#### Directions for this task:
Look through the entries below and report every line that has "Local".
Stored data START
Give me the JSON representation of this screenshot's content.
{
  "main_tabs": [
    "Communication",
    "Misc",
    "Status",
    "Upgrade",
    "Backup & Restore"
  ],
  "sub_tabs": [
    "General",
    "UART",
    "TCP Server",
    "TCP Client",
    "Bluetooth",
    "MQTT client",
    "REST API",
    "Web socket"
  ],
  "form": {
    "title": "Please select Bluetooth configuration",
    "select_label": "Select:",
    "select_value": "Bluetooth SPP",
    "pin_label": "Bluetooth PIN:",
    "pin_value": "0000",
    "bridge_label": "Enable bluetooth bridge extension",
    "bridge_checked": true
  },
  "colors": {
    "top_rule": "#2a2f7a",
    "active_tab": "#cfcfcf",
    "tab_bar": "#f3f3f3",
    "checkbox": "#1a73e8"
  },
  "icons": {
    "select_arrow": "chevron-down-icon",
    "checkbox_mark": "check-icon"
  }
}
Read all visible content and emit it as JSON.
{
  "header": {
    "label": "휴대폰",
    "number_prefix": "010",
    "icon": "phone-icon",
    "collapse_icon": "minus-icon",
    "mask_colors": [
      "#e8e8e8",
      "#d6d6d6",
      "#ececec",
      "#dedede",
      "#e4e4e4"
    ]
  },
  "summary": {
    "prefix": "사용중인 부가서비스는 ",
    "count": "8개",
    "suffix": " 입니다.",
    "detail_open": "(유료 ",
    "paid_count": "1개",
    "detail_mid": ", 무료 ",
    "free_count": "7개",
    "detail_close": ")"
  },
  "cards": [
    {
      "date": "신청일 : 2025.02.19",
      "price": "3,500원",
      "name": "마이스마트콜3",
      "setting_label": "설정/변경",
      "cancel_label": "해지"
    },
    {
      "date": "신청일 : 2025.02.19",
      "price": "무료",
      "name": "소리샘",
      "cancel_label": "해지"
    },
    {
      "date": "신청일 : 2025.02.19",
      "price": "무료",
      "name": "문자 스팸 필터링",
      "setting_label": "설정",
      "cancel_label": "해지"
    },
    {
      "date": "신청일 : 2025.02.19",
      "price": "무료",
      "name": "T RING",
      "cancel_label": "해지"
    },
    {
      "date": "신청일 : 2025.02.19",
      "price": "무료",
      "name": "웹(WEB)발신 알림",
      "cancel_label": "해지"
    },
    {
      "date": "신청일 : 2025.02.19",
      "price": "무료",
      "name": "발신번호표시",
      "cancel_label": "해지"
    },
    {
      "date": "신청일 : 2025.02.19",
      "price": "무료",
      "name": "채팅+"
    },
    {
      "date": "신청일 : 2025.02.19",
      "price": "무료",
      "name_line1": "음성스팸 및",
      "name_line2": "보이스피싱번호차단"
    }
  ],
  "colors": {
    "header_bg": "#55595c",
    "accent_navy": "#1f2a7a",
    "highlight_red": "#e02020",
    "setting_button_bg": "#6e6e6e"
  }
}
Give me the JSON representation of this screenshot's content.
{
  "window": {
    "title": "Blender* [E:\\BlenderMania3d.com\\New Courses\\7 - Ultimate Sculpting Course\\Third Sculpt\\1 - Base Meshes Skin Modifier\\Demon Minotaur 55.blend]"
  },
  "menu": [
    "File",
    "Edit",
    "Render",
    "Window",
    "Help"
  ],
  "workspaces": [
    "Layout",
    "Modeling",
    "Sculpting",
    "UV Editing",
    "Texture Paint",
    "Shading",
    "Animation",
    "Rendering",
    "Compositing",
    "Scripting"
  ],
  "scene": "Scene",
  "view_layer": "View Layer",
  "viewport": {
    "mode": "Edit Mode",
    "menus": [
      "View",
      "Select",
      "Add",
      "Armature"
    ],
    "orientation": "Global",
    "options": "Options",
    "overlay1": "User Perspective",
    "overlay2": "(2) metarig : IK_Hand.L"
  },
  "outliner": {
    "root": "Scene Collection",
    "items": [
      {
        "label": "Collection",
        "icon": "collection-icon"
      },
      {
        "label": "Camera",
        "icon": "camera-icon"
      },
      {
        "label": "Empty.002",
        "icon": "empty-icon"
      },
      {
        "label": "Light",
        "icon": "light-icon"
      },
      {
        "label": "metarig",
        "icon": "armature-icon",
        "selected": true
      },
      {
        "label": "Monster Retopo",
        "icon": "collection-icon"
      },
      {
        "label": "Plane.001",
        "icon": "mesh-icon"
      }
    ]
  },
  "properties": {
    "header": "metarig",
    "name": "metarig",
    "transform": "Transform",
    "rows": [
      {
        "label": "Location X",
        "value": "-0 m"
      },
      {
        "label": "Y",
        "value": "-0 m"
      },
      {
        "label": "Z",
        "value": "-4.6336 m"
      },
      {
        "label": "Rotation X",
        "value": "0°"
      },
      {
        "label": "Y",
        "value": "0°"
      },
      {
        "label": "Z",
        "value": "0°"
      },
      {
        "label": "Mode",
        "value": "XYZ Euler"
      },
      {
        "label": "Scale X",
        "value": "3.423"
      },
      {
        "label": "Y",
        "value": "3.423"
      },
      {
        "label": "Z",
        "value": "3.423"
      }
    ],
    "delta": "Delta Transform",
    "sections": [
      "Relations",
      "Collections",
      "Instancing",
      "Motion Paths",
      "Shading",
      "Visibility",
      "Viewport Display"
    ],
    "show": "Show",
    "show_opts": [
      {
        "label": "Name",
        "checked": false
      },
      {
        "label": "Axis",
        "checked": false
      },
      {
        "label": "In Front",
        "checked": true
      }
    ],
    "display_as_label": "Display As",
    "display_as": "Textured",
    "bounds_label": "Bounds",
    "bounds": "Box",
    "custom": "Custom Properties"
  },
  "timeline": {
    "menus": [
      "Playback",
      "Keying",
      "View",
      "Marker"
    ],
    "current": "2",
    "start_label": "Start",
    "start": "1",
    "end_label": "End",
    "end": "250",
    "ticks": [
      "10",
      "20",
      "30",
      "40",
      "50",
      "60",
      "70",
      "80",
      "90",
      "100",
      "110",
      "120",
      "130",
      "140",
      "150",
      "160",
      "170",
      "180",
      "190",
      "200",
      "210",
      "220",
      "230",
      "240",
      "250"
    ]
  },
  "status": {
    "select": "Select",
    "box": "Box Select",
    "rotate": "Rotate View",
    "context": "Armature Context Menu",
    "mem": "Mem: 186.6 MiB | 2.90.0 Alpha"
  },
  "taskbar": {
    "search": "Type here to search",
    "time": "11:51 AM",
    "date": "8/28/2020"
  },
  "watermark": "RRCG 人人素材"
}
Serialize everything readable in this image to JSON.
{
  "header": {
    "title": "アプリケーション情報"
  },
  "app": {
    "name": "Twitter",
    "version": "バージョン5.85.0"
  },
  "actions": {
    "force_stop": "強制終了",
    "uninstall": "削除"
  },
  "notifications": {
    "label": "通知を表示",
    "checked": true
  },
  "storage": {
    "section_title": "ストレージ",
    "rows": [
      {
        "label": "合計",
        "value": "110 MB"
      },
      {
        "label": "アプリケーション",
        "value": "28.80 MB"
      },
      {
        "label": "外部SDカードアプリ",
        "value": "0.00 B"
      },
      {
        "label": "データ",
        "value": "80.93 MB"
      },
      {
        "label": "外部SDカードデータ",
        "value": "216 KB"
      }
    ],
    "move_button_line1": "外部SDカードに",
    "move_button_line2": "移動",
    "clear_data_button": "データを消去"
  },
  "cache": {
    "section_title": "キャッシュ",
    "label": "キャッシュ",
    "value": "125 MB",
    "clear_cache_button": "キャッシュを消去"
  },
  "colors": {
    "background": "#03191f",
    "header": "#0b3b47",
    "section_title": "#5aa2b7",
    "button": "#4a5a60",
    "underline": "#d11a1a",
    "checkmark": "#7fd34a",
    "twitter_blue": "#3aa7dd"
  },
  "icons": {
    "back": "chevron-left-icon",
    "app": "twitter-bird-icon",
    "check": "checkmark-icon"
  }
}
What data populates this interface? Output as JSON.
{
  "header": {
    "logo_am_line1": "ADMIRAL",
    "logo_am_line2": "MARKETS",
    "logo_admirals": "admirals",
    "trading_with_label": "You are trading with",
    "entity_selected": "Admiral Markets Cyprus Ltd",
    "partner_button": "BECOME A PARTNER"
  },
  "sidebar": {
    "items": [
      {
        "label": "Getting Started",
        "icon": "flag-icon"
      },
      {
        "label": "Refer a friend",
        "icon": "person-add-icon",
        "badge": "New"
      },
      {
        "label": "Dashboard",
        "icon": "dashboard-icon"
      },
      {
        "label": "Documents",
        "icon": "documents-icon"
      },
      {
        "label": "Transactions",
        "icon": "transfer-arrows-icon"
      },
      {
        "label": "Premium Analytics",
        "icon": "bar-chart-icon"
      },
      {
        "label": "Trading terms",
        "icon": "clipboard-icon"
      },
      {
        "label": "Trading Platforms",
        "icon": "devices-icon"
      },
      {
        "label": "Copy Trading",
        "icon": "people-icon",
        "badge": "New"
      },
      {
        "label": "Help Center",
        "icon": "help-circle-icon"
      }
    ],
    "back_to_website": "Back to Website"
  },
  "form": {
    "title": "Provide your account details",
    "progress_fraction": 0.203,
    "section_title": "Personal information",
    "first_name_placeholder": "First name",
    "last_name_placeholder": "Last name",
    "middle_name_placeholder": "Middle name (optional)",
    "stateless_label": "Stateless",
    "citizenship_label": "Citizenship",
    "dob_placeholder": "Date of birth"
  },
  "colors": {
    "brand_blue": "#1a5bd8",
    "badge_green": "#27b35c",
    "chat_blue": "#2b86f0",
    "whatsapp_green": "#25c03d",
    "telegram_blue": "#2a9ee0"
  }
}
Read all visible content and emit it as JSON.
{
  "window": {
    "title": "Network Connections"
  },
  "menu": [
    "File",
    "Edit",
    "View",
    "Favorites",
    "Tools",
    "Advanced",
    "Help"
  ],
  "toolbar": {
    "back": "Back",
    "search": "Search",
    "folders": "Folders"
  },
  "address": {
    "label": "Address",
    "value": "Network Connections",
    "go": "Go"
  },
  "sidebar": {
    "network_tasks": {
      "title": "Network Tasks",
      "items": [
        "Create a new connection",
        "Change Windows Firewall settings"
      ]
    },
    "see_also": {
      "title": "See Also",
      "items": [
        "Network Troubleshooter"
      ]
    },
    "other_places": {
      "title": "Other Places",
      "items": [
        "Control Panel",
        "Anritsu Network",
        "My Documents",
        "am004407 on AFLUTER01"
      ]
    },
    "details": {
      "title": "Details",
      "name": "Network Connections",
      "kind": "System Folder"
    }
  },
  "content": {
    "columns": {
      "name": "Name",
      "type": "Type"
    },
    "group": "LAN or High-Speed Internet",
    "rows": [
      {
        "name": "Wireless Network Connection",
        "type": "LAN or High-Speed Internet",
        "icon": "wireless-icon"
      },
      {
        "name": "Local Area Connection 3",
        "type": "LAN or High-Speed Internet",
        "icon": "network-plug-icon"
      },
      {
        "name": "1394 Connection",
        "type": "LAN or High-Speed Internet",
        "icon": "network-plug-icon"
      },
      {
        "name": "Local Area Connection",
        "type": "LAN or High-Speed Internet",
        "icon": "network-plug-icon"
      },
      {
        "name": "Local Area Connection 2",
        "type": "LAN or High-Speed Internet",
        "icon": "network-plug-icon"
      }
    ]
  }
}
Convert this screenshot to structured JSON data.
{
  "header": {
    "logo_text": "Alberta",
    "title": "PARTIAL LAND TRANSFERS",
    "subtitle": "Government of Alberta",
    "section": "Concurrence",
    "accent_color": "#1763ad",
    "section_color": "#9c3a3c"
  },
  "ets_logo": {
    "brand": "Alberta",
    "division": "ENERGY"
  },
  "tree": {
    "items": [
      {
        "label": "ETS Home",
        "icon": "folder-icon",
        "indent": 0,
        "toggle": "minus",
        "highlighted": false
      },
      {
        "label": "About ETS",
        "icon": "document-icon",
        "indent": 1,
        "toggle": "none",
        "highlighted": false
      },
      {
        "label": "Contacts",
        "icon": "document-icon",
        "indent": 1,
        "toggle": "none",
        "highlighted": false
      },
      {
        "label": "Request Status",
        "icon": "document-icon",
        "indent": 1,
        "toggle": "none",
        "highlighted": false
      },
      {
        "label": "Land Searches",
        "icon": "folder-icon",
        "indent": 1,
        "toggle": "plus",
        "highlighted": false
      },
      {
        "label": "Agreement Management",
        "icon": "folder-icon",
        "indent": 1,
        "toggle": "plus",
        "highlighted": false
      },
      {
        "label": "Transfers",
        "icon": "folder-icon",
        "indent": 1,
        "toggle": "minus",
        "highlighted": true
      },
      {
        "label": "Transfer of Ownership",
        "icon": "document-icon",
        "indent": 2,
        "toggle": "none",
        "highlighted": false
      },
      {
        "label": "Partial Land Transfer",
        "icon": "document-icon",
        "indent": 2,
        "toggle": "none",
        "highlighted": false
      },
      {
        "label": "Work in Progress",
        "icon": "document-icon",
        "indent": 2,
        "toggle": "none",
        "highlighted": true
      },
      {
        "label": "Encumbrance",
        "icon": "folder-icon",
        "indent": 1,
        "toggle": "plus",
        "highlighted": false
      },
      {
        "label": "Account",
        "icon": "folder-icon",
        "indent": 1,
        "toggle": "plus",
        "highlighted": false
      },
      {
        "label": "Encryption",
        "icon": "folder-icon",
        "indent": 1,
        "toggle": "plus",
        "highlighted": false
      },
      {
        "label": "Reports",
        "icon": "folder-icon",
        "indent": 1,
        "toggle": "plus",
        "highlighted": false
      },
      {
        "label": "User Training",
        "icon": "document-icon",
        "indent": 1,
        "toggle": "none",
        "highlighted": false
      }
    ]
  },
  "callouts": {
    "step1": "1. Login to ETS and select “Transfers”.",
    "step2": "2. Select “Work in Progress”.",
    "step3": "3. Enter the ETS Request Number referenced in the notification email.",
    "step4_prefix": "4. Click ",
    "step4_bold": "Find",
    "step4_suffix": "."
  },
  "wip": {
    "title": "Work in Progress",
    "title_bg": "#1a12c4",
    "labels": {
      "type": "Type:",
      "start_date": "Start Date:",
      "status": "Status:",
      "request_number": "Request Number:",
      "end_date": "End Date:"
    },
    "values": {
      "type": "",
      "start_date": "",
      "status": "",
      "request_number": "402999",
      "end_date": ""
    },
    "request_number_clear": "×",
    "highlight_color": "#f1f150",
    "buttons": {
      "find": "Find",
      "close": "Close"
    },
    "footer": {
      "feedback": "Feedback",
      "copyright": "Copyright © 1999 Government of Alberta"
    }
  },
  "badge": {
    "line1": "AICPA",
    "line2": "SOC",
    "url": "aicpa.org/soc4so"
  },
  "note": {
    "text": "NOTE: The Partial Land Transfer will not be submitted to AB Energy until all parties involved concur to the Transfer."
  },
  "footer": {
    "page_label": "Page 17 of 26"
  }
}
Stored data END
#### Task response:
        "name": "Local Area Connection 3",
        "name": "Local Area Connection",
        "name": "Local Area Connection 2",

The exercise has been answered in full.